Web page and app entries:
*** Begin section ***

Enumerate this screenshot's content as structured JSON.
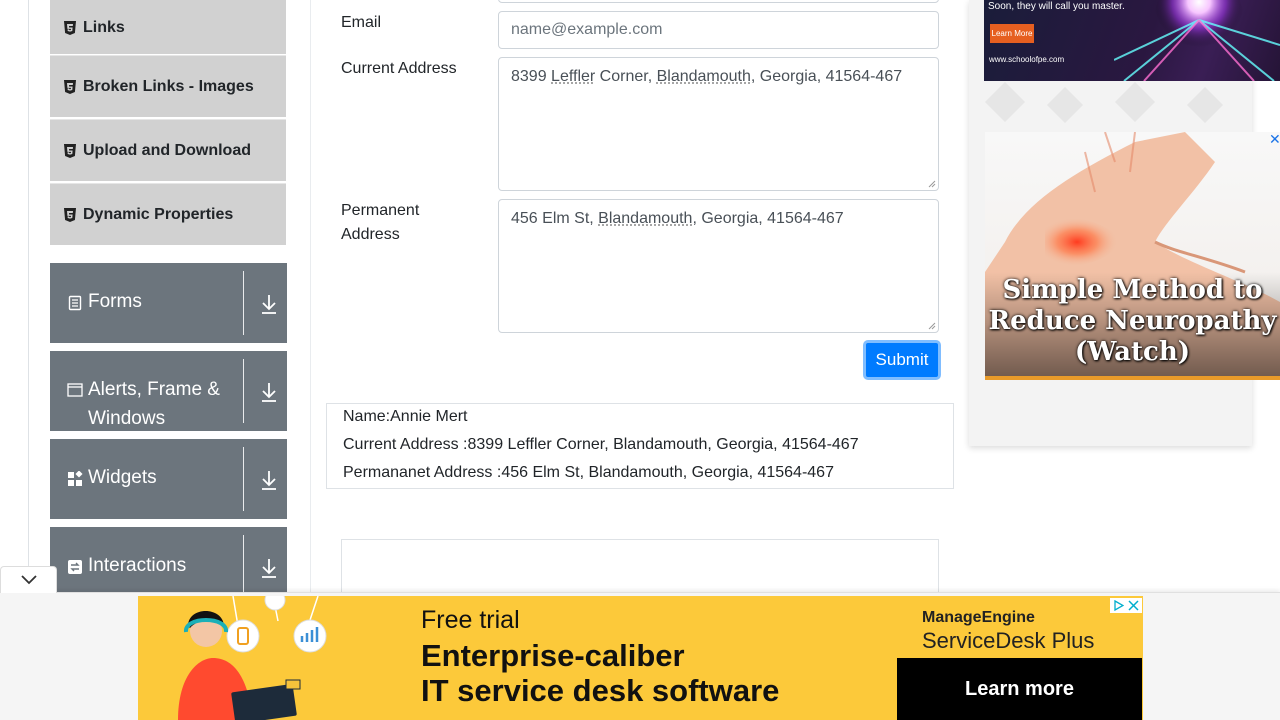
{
  "sidebar": {
    "elements_items": [
      {
        "label": "Links"
      },
      {
        "label": "Broken Links - Images"
      },
      {
        "label": "Upload and Download"
      },
      {
        "label": "Dynamic Properties"
      }
    ],
    "groups": [
      {
        "label": "Forms",
        "icon": "document-icon"
      },
      {
        "label": "Alerts, Frame & Windows",
        "icon": "window-icon"
      },
      {
        "label": "Widgets",
        "icon": "widgets-icon"
      },
      {
        "label": "Interactions",
        "icon": "interactions-icon"
      }
    ]
  },
  "form": {
    "email_label": "Email",
    "email_placeholder": "name@example.com",
    "current_address_label": "Current Address",
    "current_address_parts": [
      "8399 ",
      "Leffler",
      " Corner, ",
      "Blandamouth",
      ", Georgia, 41564-467"
    ],
    "permanent_address_label": "Permanent Address",
    "permanent_address_parts": [
      "456 Elm St, ",
      "Blandamouth",
      ", Georgia, 41564-467"
    ],
    "submit_label": "Submit"
  },
  "output": {
    "name": "Name:Annie Mert",
    "current_address": "Current Address :8399 Leffler Corner, Blandamouth, Georgia, 41564-467",
    "permanent_address": "Permananet Address :456 Elm St, Blandamouth, Georgia, 41564-467"
  },
  "ads": {
    "top": {
      "tagline": "Soon, they will call you master.",
      "button": "Learn More",
      "url": "www.schoolofpe.com"
    },
    "neuropathy": {
      "caption": "Simple Method to Reduce Neuropathy (Watch)",
      "close": "✕"
    },
    "bottom": {
      "kicker": "Free trial",
      "headline_1": "Enterprise-caliber",
      "headline_2": "IT service desk software",
      "brand_1": "ManageEngine",
      "brand_2": "ServiceDesk Plus",
      "cta": "Learn more"
    }
  },
  "colors": {
    "sidebar_group": "#6c757d",
    "sidebar_item": "#d1d1d1",
    "submit": "#007bff",
    "bottom_ad": "#fcc93a"
  }
}
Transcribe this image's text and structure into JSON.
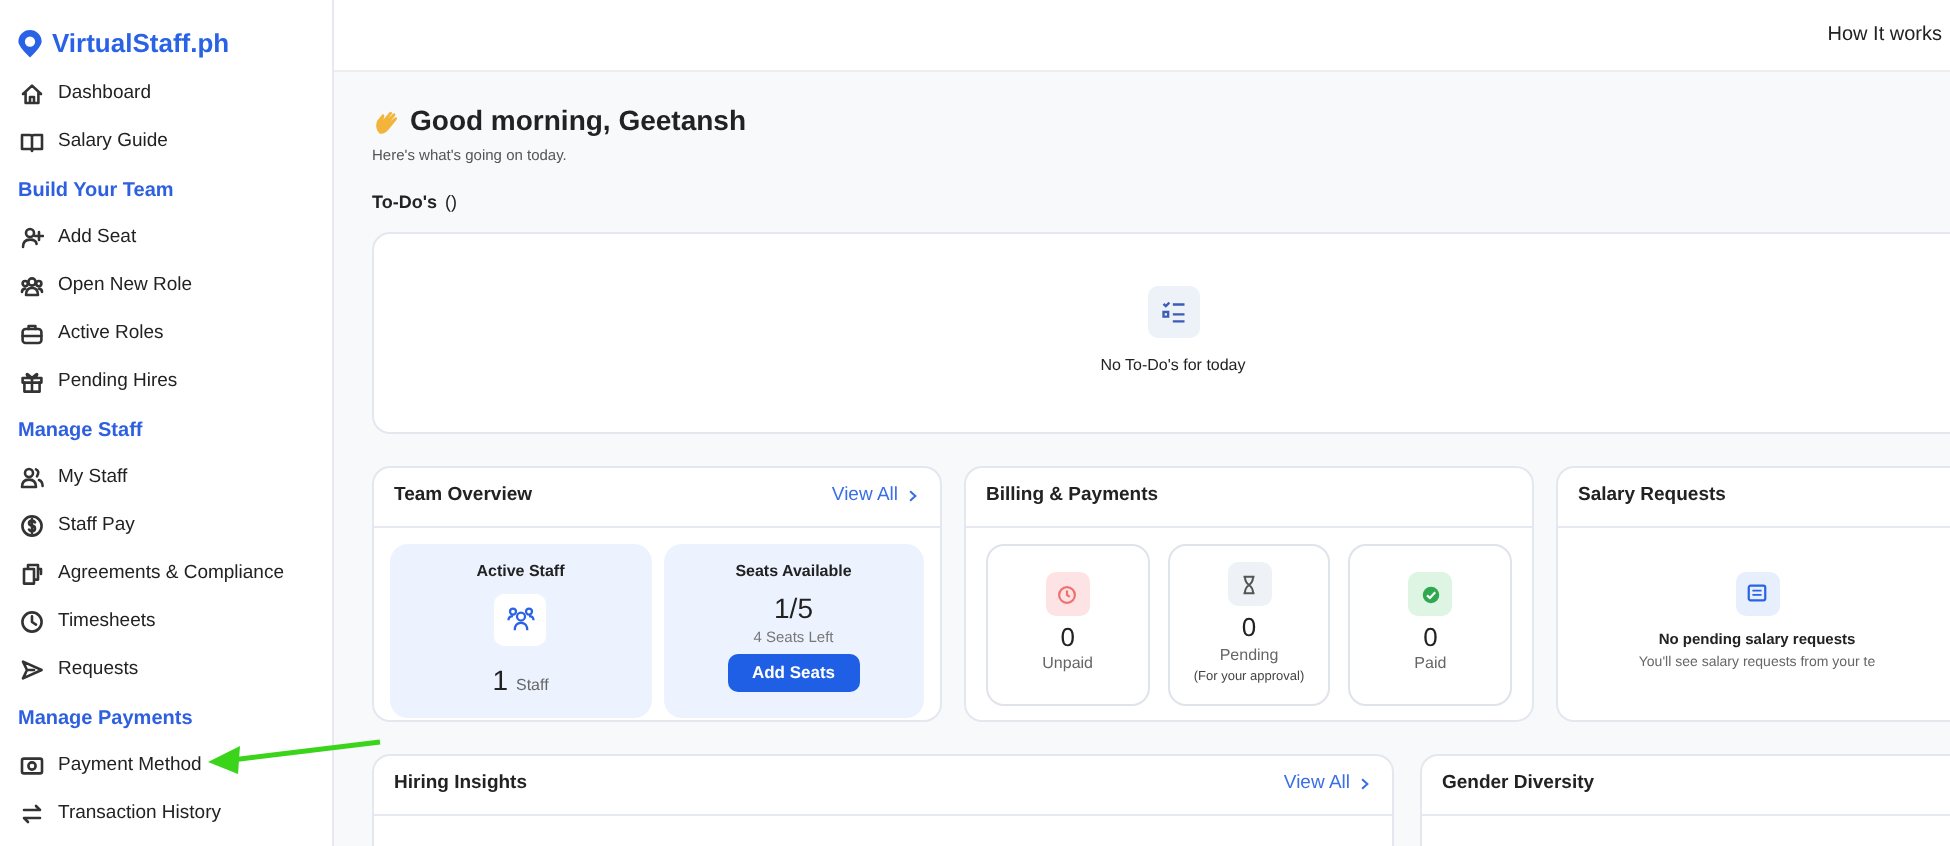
{
  "brand": "VirtualStaff.ph",
  "sidebar": {
    "sections": [
      {
        "items": [
          {
            "label": "Dashboard",
            "selected": false
          },
          {
            "label": "Salary Guide",
            "selected": false
          }
        ]
      },
      {
        "heading": "Build Your Team",
        "items": [
          {
            "label": "Add Seat",
            "selected": false
          },
          {
            "label": "Open New Role",
            "selected": false
          },
          {
            "label": "Active Roles",
            "selected": false
          },
          {
            "label": "Pending Hires",
            "selected": false
          }
        ]
      },
      {
        "heading": "Manage Staff",
        "items": [
          {
            "label": "My Staff",
            "selected": false
          },
          {
            "label": "Staff Pay",
            "selected": false
          },
          {
            "label": "Agreements & Compliance",
            "selected": false
          },
          {
            "label": "Timesheets",
            "selected": false
          },
          {
            "label": "Requests",
            "selected": false
          }
        ]
      },
      {
        "heading": "Manage Payments",
        "items": [
          {
            "label": "Payment Method",
            "selected": false
          },
          {
            "label": "Transaction History",
            "selected": false
          }
        ]
      }
    ]
  },
  "header": {
    "link": "How It works"
  },
  "greeting": {
    "title": "Good morning, Geetansh",
    "subtitle": "Here's what's going on today."
  },
  "todos": {
    "title": "To-Do's",
    "count": "()",
    "empty_text": "No To-Do's for today"
  },
  "team_overview": {
    "title": "Team Overview",
    "link": "View All",
    "active_staff": {
      "label": "Active Staff",
      "value": "1",
      "unit": "Staff"
    },
    "seats": {
      "label": "Seats Available",
      "value": "1/5",
      "note": "4 Seats Left",
      "button": "Add Seats"
    }
  },
  "billing": {
    "title": "Billing & Payments",
    "stats": [
      {
        "kind": "unpaid",
        "value": "0",
        "label": "Unpaid"
      },
      {
        "kind": "pending",
        "value": "0",
        "label": "Pending",
        "note": "(For your approval)"
      },
      {
        "kind": "paid",
        "value": "0",
        "label": "Paid"
      }
    ]
  },
  "salary_requests": {
    "title": "Salary Requests",
    "empty_title": "No pending salary requests",
    "empty_text": "You'll see salary requests from your te"
  },
  "hiring_insights": {
    "title": "Hiring Insights",
    "link": "View All"
  },
  "gender_diversity": {
    "title": "Gender Diversity"
  }
}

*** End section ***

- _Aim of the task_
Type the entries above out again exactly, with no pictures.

- _Expected answer_
Enumerate this screenshot's content as structured JSON.
{
  "sidebar": {
    "elements_items": [
      {
        "label": "Links"
      },
      {
        "label": "Broken Links - Images"
      },
      {
        "label": "Upload and Download"
      },
      {
        "label": "Dynamic Properties"
      }
    ],
    "groups": [
      {
        "label": "Forms",
        "icon": "document-icon"
      },
      {
        "label": "Alerts, Frame & Windows",
        "icon": "window-icon"
      },
      {
        "label": "Widgets",
        "icon": "widgets-icon"
      },
      {
        "label": "Interactions",
        "icon": "interactions-icon"
      }
    ]
  },
  "form": {
    "email_label": "Email",
    "email_placeholder": "name@example.com",
    "current_address_label": "Current Address",
    "current_address_parts": [
      "8399 ",
      "Leffler",
      " Corner, ",
      "Blandamouth",
      ", Georgia, 41564-467"
    ],
    "permanent_address_label": "Permanent Address",
    "permanent_address_parts": [
      "456 Elm St, ",
      "Blandamouth",
      ", Georgia, 41564-467"
    ],
    "submit_label": "Submit"
  },
  "output": {
    "name": "Name:Annie Mert",
    "current_address": "Current Address :8399 Leffler Corner, Blandamouth, Georgia, 41564-467",
    "permanent_address": "Permananet Address :456 Elm St, Blandamouth, Georgia, 41564-467"
  },
  "ads": {
    "top": {
      "tagline": "Soon, they will call you master.",
      "button": "Learn More",
      "url": "www.schoolofpe.com"
    },
    "neuropathy": {
      "caption": "Simple Method to Reduce Neuropathy (Watch)",
      "close": "✕"
    },
    "bottom": {
      "kicker": "Free trial",
      "headline_1": "Enterprise-caliber",
      "headline_2": "IT service desk software",
      "brand_1": "ManageEngine",
      "brand_2": "ServiceDesk Plus",
      "cta": "Learn more"
    }
  },
  "colors": {
    "sidebar_group": "#6c757d",
    "sidebar_item": "#d1d1d1",
    "submit": "#007bff",
    "bottom_ad": "#fcc93a"
  }
}
Transcribe this image's text and structure into JSON.
{
  "brand": "VirtualStaff.ph",
  "sidebar": {
    "sections": [
      {
        "items": [
          {
            "label": "Dashboard",
            "selected": false
          },
          {
            "label": "Salary Guide",
            "selected": false
          }
        ]
      },
      {
        "heading": "Build Your Team",
        "items": [
          {
            "label": "Add Seat",
            "selected": false
          },
          {
            "label": "Open New Role",
            "selected": false
          },
          {
            "label": "Active Roles",
            "selected": false
          },
          {
            "label": "Pending Hires",
            "selected": false
          }
        ]
      },
      {
        "heading": "Manage Staff",
        "items": [
          {
            "label": "My Staff",
            "selected": false
          },
          {
            "label": "Staff Pay",
            "selected": false
          },
          {
            "label": "Agreements & Compliance",
            "selected": false
          },
          {
            "label": "Timesheets",
            "selected": false
          },
          {
            "label": "Requests",
            "selected": false
          }
        ]
      },
      {
        "heading": "Manage Payments",
        "items": [
          {
            "label": "Payment Method",
            "selected": false
          },
          {
            "label": "Transaction History",
            "selected": false
          }
        ]
      }
    ]
  },
  "header": {
    "link": "How It works"
  },
  "greeting": {
    "title": "Good morning, Geetansh",
    "subtitle": "Here's what's going on today."
  },
  "todos": {
    "title": "To-Do's",
    "count": "()",
    "empty_text": "No To-Do's for today"
  },
  "team_overview": {
    "title": "Team Overview",
    "link": "View All",
    "active_staff": {
      "label": "Active Staff",
      "value": "1",
      "unit": "Staff"
    },
    "seats": {
      "label": "Seats Available",
      "value": "1/5",
      "note": "4 Seats Left",
      "button": "Add Seats"
    }
  },
  "billing": {
    "title": "Billing & Payments",
    "stats": [
      {
        "kind": "unpaid",
        "value": "0",
        "label": "Unpaid"
      },
      {
        "kind": "pending",
        "value": "0",
        "label": "Pending",
        "note": "(For your approval)"
      },
      {
        "kind": "paid",
        "value": "0",
        "label": "Paid"
      }
    ]
  },
  "salary_requests": {
    "title": "Salary Requests",
    "empty_title": "No pending salary requests",
    "empty_text": "You'll see salary requests from your te"
  },
  "hiring_insights": {
    "title": "Hiring Insights",
    "link": "View All"
  },
  "gender_diversity": {
    "title": "Gender Diversity"
  }
}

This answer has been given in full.